I am amazed at the many people who want a description of what a female pastor does, when I think this should be fairly obvious. She does whatever is needed to help and aid a congregation in their spiritual growth: she teaches and preaches, she counsels and consoles, she stands in mud to conduct a graveside service in the cold.
Several other women approached me at different times to ask: “What does your husband think of all this?” It always perplexed me, because without my husband’s overwhelming support and encouragement, I wouldn’t have pursued ministry at all. Instead of feeling threatened by my gifts, he has been outspoken in his support. When I have been uncertain, he has encouraged me not to turn back but to step forward.
Once in awhile someone will approach me about a position in which I must shrink to fit. We want you to provide pastoral care, but not be a pastor; to help grieving families but not participate in funerals, that sort of thing. I have conversations with myself and my mentor in which I try to make these scenarios work, but I come up empty-handed.
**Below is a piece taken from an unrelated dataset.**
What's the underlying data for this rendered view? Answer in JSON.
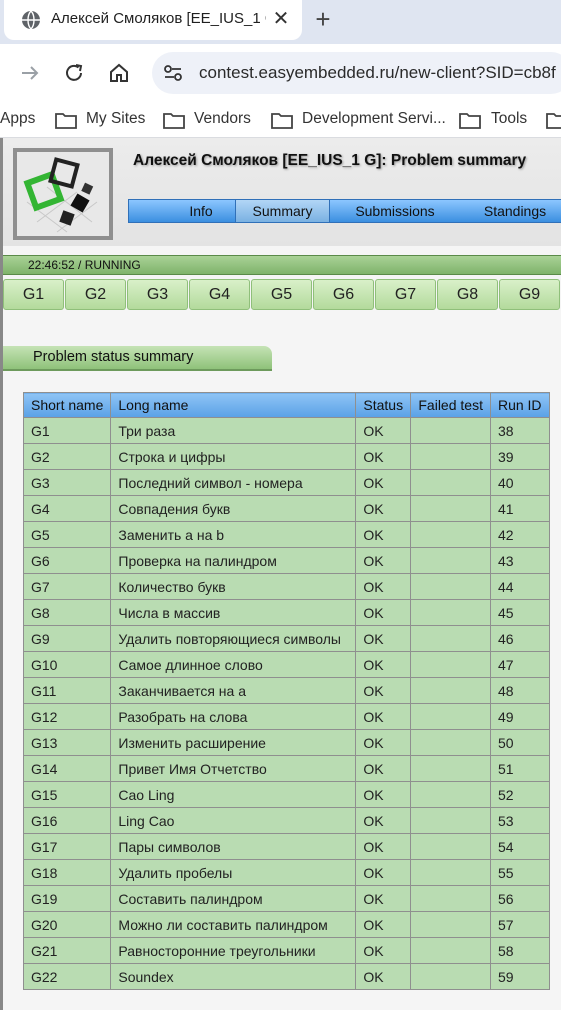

God’s good work in me has not prepared me to shrink to fit, but to continue to expand so God can use me fully and freely.
In the midst of all this othering, I have watched myself become quieter at times. The ease and effervescence of my personality has been subdued as I experience the reality of being a square-shaped piece that others keep trying to fit into a round hole.
So when asked, I tell others I am an author and a writer, and it is true.
But inside my heart says: This is not all of me! Come closer and show me that you believe Jesus has set his daughters free, and I will dare to reveal this heart of a pastor, this longing to love as I was created to love, this beautiful part of me that makes me feel “other.”
Suzanne Burden lives in the Indiana heartland with her husband, David, where she serves as a part-time chaplain. She is the coauthor of the book Reclaiming Eve: The Identity and Calling of Women in the Kingdom of God, and confesses to regularly making paleo chocolate cake in the microwave.
Image credit: Lee Cannon